Problem
Your answer must contain each line of the data, copied exactly.

[Material supplied — start]

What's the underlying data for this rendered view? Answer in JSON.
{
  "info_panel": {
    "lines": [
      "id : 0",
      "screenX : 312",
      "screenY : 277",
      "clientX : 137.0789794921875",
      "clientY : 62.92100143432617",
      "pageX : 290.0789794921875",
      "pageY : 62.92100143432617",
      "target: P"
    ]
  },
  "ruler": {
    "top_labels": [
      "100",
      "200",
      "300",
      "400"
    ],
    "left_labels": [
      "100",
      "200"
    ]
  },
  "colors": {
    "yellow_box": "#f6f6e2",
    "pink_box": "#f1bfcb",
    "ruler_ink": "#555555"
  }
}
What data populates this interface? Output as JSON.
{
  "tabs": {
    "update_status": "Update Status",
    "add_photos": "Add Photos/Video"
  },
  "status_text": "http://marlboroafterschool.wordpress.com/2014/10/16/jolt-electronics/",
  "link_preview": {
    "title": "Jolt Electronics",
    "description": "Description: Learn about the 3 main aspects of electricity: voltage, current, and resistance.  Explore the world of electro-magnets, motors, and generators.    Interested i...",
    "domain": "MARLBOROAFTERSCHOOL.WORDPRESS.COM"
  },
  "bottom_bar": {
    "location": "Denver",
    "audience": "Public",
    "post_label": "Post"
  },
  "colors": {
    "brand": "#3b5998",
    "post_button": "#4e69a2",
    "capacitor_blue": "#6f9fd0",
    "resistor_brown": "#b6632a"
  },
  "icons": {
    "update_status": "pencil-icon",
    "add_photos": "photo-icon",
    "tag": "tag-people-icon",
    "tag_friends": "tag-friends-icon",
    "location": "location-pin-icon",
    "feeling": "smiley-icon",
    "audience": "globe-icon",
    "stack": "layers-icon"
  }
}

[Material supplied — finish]

Solved exercise
What's the underlying data for this rendered view? Answer in JSON.
{
  "info_panel": {
    "lines": [
      "id : 0",
      "screenX : 312",
      "screenY : 277",
      "clientX : 137.0789794921875",
      "clientY : 62.92100143432617",
      "pageX : 290.0789794921875",
      "pageY : 62.92100143432617",
      "target: P"
    ]
  },
  "ruler": {
    "top_labels": [
      "100",
      "200",
      "300",
      "400"
    ],
    "left_labels": [
      "100",
      "200"
    ]
  },
  "colors": {
    "yellow_box": "#f6f6e2",
    "pink_box": "#f1bfcb",
    "ruler_ink": "#555555"
  }
}
What data populates this interface? Output as JSON.
{
  "tabs": {
    "update_status": "Update Status",
    "add_photos": "Add Photos/Video"
  },
  "status_text": "http://marlboroafterschool.wordpress.com/2014/10/16/jolt-electronics/",
  "link_preview": {
    "title": "Jolt Electronics",
    "description": "Description: Learn about the 3 main aspects of electricity: voltage, current, and resistance.  Explore the world of electro-magnets, motors, and generators.    Interested i...",
    "domain": "MARLBOROAFTERSCHOOL.WORDPRESS.COM"
  },
  "bottom_bar": {
    "location": "Denver",
    "audience": "Public",
    "post_label": "Post"
  },
  "colors": {
    "brand": "#3b5998",
    "post_button": "#4e69a2",
    "capacitor_blue": "#6f9fd0",
    "resistor_brown": "#b6632a"
  },
  "icons": {
    "update_status": "pencil-icon",
    "add_photos": "photo-icon",
    "tag": "tag-people-icon",
    "tag_friends": "tag-friends-icon",
    "location": "location-pin-icon",
    "feeling": "smiley-icon",
    "audience": "globe-icon",
    "stack": "layers-icon"
  }
}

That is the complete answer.